As Japan emerges from deflation, banks get wake-up call on interest rate swing

By Makiko Yamazaki and Ritsuko Shimizu

TOKYO (Reuters) – After decades of deflation, Japan’s economy looks poised to finally turn a corner. For its biggest banks, however, there’s a hitch: a generation of professional front-line staff have little experience with rising interest rates.

Lenders in the world’s third-largest economy are now giving crash courses to younger staff to help clients navigate higher interest rates as many of these employees have no expertise in dealing with the vagaries of a traditional inflation environment.

The historic shift to an inflationary environment from decades of falling prices that stretch back to the 1990s presents something of a wake-up call for Japan’s major banks, senior bankers say in private, warning that lenders need to change the mindset of their staff or risk losing out on opportunities.

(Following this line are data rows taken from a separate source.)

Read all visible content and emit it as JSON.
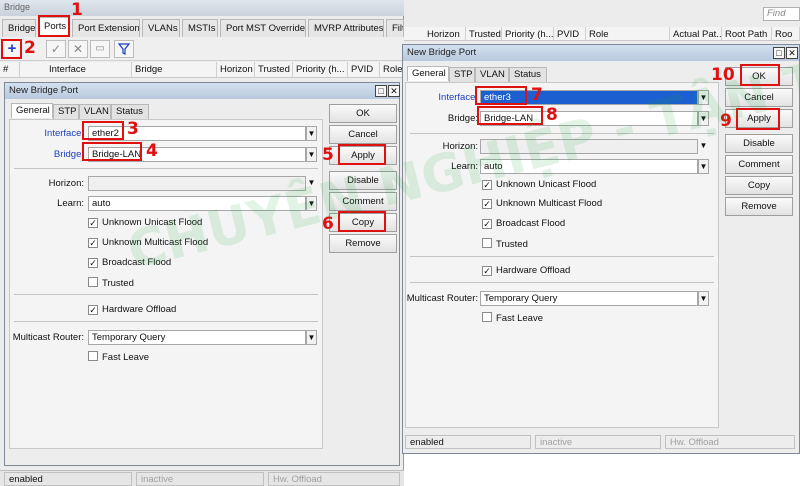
{
  "bridge_window": {
    "title": "Bridge",
    "tabs": [
      "Bridge",
      "Ports",
      "Port Extensions",
      "VLANs",
      "MSTIs",
      "Port MST Overrides",
      "MVRP Attributes",
      "Filte"
    ],
    "toolbar_icons": [
      "add-icon",
      "check-icon",
      "cross-icon",
      "comment-icon",
      "filter-icon"
    ],
    "columns": [
      "#",
      "Interface",
      "Bridge",
      "Horizon",
      "Trusted",
      "Priority (h...",
      "PVID",
      "Role"
    ],
    "status": [
      "enabled",
      "inactive",
      "Hw. Offload"
    ],
    "right_columns": [
      "Horizon",
      "Trusted",
      "Priority (h...",
      "PVID",
      "Role",
      "Actual Pat...",
      "Root Path",
      "Roo"
    ],
    "find_placeholder": "Find"
  },
  "left_dialog": {
    "title": "New Bridge Port",
    "tabs": [
      "General",
      "STP",
      "VLAN",
      "Status"
    ],
    "labels": {
      "interface": "Interface:",
      "bridge": "Bridge:",
      "horizon": "Horizon:",
      "learn": "Learn:",
      "multicast_router": "Multicast Router:"
    },
    "values": {
      "interface": "ether2",
      "bridge": "Bridge-LAN",
      "horizon": "",
      "learn": "auto",
      "multicast_router": "Temporary Query"
    },
    "checks": {
      "unknown_unicast_flood": "Unknown Unicast Flood",
      "unknown_multicast_flood": "Unknown Multicast Flood",
      "broadcast_flood": "Broadcast Flood",
      "trusted": "Trusted",
      "hardware_offload": "Hardware Offload",
      "fast_leave": "Fast Leave"
    },
    "checked": {
      "unknown_unicast_flood": true,
      "unknown_multicast_flood": true,
      "broadcast_flood": true,
      "trusted": false,
      "hardware_offload": true,
      "fast_leave": false
    },
    "buttons": [
      "OK",
      "Cancel",
      "Apply",
      "Disable",
      "Comment",
      "Copy",
      "Remove"
    ],
    "status": [
      "enabled",
      "inactive",
      "Hw. Offload"
    ]
  },
  "right_dialog": {
    "title": "New Bridge Port",
    "tabs": [
      "General",
      "STP",
      "VLAN",
      "Status"
    ],
    "labels": {
      "interface": "Interface:",
      "bridge": "Bridge:",
      "horizon": "Horizon:",
      "learn": "Learn:",
      "multicast_router": "Multicast Router:"
    },
    "values": {
      "interface": "ether3",
      "bridge": "Bridge-LAN",
      "horizon": "",
      "learn": "auto",
      "multicast_router": "Temporary Query"
    },
    "checks": {
      "unknown_unicast_flood": "Unknown Unicast Flood",
      "unknown_multicast_flood": "Unknown Multicast Flood",
      "broadcast_flood": "Broadcast Flood",
      "trusted": "Trusted",
      "hardware_offload": "Hardware Offload",
      "fast_leave": "Fast Leave"
    },
    "checked": {
      "unknown_unicast_flood": true,
      "unknown_multicast_flood": true,
      "broadcast_flood": true,
      "trusted": false,
      "hardware_offload": true,
      "fast_leave": false
    },
    "buttons": [
      "OK",
      "Cancel",
      "Apply",
      "Disable",
      "Comment",
      "Copy",
      "Remove"
    ],
    "status": [
      "enabled",
      "inactive",
      "Hw. Offload"
    ]
  },
  "annotations": [
    "1",
    "2",
    "3",
    "4",
    "5",
    "6",
    "7",
    "8",
    "9",
    "10"
  ],
  "watermark": "CHUYÊN NGHIỆP - TẬN THIỆN",
  "colors": {
    "annotation": "#e01010",
    "link_label": "#1c3fbf",
    "selection": "#1b5fd1"
  }
}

The last time Japan ended zero interest rates was in 2006, “so for most of our front-line bankers this is the first time to deal with clients amid rising rates,” Masahiro Minami, CEO of No. 4 lender Resona Holdings, told Reuters in an interview.

“We’ll need to carefully watch how our clients would change their behaviour at what speed, and we need to be prepared to respond to those changes,” he said.

Hopes that banks will benefit big from an end to deflation have sent the Tokyo banking index to its highest in 15 years this year.

The industry has long moaned quietly that the central bank’s massive stimulus crimped their earnings. Shackled by zero rates at home for years, big banks have expanded overseas lending and investment in complex financial products in their hunt for yields.

While it remains to be seen whether banks will be ready to capitalise on higher rates, they’ve been preparing for them by tapping the expertise of veteran money market specialists like Izuru Kato.

Kato, who heads the think-tank arm of major money market brokerage Tokyo Tanshi, has been called upon frequently by various banks, sometimes multiple times a week, to talk how short-term money market was before the Bank of Japan’s monetary easing steps and how it would be when these steps are removed.

    “Requests from banks for such meetings or seminars started to come about a year ago, but the number has surged since October,” when the BOJ further loosened its grip on long-term interest rates, he said.


MUFG Bank, Mitsubishi UFJ Financial Group’s core banking unit, has held more than 70 study sessions for front-line bankers this year on how to support clients when interest rates swing.

The top Japanese lender also set up a sales support team in April for yen interest rate derivatives, a product likely to see an upswing in demand in an inflationary environment.

In June, it started an internal messaging channel to deliver yen interest rate-related sales and market information to about 1,200 bankers subscribing to it. It also plans to offer crash courses to new graduates starting their career in April.

Similarly, Resona in recent months held online seminars for hundreds of managers, mainly branch chiefs, to help them brush up how higher interest would impact balance sheets of their clients and their own, with the idea that they would then go back to their branches and pass on the information.

Among investment banks, Daiwa Securities created a new department within its trading division in April. The 38 members, which include credit dealers and data scientists, work to improve coordination between retail and wholesale divisions, as higher rates are expected to fuel trading activities.

“Japan is at a turning point for the first time in 30 years,” Satoru Yamamoto, the head of the new department told Reuters. “As the yen interest rate environment normalises, it would be natural for us as a Japanese brokerage house to shift focus to our main home-country products – Japanese stocks and bonds.”

Atsushi Kikuchi, an executive at Mizuho Financial Group’s trust banking arm, said he already sees his pension fund clients adjusting their investment portfolios, coming back to long overlooked yen-denominated bonds from once popular currency-hedged foreign bonds.

The banks declined to say how much they were spending.

“I’m feeling pretty excited because the healthy rate environment creates various opportunities for us,” said one Mizuho banker in his 30s.

Still, if higher rates are new to most bankers, so they are for their clients, who have for years enjoyed rock bottom rates in Japan.

Tokyo Tanshi’s Kato, the money market veteran, said Japan’s overbanking problem, with excess banking capacity, could make it difficult for banks in highly competitive regions to reflect changes in policy rates on their lending rates.

    “Almost no front-line bankers have experienced short-term rates above 0.5% as Japan last saw such rates in the 1990s,” he said. “I think there are a lot of scepticism among front-line bankers over whether they can really increase their lending rates.”

(Reporting by Makiko Yamazaki and Ritsuko Shimizu; Editing by David Dolan and Shri Navaratnam)